    (Maryland came in dead last, 51st, in “extroversion,” which is no surprise to me: “can’t we just email?”)

  • cjmr

    (Maryland came in dead last, 51st, in “extroversion,” which is no surprise to me: “can’t we just email?”)
    I guess that means I’m finally living in the right state…

  • Caravelle

    On the personality map : I read in the Guardian that scientists had made such a “happiness map” of the UK, which all the media had reported and agonized over (“What is it about Edinburgh that makes it the most unhappy city in the UK ?”, etc), failing to notice that the study itself said the results weren’t statistically significant.
    Until I see the study I’ll suspect something similar here…

  • Jeff

    The movement my Dad mentioned in California (1994?) was decidely anti-enviorment, and wouldn’t have chosen the name “Ecotopia”.
    I wasn’t saying the group I remembered was the same as the group you mentioned. I can’t find a wiki reference to the one I remember, but the book “Nine Nations” has Ecotopia as one of the “American Nations”.
    SoCal sends tax money north, NoCal sends water south… neither can survive without what the other has.
    I think NoCal could survive quite a bit better without SoCal’s taxes than SoCal could without NoCal’s water. For one thing, we they (I still self-identify more as a NoCal) could sell the water for a LOT more than they’re getting for it now.

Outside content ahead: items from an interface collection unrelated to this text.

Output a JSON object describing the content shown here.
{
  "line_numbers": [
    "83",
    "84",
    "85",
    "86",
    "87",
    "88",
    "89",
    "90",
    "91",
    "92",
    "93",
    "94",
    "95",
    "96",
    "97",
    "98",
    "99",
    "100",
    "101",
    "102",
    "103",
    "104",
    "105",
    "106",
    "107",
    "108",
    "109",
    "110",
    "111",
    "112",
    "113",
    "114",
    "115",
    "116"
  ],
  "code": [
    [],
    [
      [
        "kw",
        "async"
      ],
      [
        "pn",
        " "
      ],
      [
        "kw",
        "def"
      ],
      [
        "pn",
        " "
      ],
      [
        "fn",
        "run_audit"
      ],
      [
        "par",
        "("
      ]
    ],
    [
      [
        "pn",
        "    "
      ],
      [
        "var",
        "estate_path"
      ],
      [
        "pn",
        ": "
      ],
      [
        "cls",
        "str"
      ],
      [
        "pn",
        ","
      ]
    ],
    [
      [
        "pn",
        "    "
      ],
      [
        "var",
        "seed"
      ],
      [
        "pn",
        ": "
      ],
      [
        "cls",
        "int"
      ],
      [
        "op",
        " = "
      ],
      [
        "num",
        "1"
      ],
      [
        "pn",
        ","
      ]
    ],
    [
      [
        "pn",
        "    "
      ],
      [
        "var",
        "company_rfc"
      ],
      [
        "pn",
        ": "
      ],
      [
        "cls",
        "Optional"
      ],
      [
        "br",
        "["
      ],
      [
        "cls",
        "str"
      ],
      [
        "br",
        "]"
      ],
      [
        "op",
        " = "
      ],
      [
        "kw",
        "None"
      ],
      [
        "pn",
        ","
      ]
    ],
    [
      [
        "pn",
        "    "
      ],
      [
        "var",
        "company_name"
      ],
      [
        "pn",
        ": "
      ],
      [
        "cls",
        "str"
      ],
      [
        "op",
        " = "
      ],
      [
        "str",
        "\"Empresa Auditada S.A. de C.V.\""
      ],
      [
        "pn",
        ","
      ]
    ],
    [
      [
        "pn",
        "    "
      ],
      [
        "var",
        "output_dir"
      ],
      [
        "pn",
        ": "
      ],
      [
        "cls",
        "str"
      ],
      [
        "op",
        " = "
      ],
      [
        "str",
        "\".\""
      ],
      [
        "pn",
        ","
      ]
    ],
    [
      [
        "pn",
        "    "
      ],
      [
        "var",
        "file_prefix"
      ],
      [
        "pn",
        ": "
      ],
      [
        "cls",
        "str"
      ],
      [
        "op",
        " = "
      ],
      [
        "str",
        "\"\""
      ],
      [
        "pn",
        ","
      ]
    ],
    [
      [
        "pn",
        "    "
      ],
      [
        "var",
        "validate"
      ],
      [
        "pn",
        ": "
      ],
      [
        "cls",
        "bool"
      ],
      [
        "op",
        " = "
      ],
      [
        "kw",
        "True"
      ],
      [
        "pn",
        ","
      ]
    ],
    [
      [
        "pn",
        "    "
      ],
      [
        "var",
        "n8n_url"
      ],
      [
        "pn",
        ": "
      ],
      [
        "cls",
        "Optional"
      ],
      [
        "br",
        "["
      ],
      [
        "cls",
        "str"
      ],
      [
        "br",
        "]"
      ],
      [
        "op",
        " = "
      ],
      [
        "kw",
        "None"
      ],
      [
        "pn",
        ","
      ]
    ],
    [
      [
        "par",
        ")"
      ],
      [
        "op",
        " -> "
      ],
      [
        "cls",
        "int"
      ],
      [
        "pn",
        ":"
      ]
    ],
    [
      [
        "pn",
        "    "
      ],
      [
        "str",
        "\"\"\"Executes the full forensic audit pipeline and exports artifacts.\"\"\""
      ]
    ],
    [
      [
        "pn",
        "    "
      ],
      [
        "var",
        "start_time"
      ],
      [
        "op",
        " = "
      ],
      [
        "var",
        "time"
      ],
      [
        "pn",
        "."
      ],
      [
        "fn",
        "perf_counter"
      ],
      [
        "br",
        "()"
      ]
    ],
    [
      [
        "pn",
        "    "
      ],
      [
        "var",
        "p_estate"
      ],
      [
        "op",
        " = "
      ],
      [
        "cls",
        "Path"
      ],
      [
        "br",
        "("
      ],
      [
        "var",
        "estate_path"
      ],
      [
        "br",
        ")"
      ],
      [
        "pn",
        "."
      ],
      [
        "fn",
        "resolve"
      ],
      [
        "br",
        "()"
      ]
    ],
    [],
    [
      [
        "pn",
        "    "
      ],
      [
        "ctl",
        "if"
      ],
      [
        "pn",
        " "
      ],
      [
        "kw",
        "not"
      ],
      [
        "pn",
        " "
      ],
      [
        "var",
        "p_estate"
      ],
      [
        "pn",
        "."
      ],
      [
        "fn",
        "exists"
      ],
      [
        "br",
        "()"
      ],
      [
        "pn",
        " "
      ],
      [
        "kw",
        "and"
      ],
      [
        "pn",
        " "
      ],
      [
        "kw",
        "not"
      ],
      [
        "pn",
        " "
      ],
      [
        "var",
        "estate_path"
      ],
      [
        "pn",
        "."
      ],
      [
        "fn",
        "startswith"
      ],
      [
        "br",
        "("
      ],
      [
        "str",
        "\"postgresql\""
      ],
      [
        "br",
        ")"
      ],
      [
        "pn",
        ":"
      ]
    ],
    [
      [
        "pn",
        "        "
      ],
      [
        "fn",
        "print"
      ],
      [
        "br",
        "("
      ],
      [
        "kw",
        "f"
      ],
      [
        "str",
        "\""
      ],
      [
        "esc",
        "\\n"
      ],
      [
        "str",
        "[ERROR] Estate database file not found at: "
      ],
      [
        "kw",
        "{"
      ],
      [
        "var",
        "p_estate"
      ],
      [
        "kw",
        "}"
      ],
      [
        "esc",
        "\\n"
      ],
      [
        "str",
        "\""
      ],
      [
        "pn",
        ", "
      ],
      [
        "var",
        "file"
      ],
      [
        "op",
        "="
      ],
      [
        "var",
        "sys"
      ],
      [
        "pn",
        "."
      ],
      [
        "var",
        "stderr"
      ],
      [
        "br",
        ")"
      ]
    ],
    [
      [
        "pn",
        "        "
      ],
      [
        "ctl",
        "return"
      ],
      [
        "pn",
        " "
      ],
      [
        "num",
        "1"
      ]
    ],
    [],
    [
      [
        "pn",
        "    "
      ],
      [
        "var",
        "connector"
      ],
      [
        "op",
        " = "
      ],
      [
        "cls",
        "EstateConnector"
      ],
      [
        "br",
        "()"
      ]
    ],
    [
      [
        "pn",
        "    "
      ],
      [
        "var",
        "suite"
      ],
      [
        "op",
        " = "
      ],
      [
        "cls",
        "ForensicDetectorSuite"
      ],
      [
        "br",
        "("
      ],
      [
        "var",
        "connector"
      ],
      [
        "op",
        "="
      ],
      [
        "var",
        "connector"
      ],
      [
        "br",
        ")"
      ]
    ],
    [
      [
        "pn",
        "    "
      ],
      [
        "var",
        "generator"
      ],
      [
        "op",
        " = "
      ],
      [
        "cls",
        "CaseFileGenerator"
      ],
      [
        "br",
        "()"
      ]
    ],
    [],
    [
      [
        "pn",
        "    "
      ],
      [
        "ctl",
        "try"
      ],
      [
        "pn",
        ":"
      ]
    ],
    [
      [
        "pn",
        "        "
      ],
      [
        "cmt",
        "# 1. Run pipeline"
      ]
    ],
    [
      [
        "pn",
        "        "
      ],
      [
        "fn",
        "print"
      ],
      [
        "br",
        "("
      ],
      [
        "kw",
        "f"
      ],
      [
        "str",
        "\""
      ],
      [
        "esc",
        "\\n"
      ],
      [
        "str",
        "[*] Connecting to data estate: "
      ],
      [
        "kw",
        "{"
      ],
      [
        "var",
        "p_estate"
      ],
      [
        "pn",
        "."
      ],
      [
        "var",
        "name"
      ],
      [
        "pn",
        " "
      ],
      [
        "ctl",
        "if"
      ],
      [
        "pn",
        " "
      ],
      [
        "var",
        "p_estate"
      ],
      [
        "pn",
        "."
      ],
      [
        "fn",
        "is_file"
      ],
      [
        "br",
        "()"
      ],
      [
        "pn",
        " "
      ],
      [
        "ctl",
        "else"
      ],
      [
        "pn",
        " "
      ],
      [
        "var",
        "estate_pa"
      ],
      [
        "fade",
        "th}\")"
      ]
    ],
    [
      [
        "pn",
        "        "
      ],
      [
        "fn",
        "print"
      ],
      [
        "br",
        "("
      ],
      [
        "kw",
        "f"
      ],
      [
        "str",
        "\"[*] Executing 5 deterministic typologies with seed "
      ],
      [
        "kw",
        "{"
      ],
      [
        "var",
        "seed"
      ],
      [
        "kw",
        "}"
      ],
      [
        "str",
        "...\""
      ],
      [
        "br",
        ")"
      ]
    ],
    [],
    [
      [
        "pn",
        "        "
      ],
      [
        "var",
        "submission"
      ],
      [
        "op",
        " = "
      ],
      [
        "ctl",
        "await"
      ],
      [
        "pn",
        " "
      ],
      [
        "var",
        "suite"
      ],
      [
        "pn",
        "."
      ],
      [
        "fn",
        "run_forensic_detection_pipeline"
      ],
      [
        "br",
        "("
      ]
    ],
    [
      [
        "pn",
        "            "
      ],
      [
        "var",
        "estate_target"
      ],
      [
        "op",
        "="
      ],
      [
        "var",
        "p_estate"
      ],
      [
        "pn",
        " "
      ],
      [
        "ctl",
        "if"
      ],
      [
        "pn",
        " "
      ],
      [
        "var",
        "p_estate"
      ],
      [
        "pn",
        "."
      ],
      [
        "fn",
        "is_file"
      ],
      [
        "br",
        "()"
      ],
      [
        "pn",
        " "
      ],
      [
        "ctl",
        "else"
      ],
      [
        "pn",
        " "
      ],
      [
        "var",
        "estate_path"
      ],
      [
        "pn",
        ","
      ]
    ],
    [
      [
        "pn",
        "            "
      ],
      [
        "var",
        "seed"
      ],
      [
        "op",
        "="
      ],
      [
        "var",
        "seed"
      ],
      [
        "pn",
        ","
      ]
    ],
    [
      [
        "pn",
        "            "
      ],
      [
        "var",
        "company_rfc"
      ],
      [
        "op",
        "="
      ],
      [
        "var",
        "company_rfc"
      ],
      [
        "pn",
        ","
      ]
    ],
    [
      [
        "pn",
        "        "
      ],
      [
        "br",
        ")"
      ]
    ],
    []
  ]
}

  • ali

    I do’nt have a link to it, but there was a mayor who was talking about South Florida seceding from the rest of Florida since the majority of the population lives there, but their needs aren’t taken into consideration, or something.
    I know that for a long time people wanted to move the capital to somewhere in Central Florida since the Big Bend area is so far from where most of the money is.

  • VandanaShiva

    The movement my Dad mentioned in California (1994?) was decidely anti-enviorment, and wouldn’t have chosen the name “Ecotopia”.
    Exactly. Ecotopia is actually a work of fiction, if I remember correctly. Any attempts of translating it into reality however have been attacked by the same State of Jefferson people (who are very much still around and working together with the psycho-fascist “Watchmen of the Walls” and other anti-gay groups to pass Prop 4, which would put a moritorium on gay marriage in California again (although it wouldn’t work retroactively like other propositions, so my parents would still be legally married).
    As for Southern California not letting Northern California go, it’s a matter of balance: SoCal sends tax money north, NoCal sends water south… neither can survive without what the other has.
    It’s a bit more complicated than that naturally. SF functions as a wealthy tax-producing region, admittedly smaller than LA, but still there. The idea I got from the ecotopia suggestion, however, is that the revenues of LA would be replaced with the revenues of cleaner industries in SF and Portland and other metropolitan bubbles of the Northwest. After all, SoCal is importing almost as much water from Arizona as it is from NorCal (by the by, saying NoCal as opposed to NorCal will get you trouble where I grew up), so NorCal isn’t as necessary as it often imagines itself to SoCal’s prosperity. Sure, water prices will go up because of interstate tariffs or similar problems, but they won’t skyrocket as if there’s no more water flowing in.
    In away, the idea was to hold SoCal hostage for water, of course, but the authors of the book were smart enough to know that it wouldn’t be successful on it’s own, and SoCal stayed with the US and actually convinced Ecotopia to come back because every one ended up suffering environmentally, not economically, though.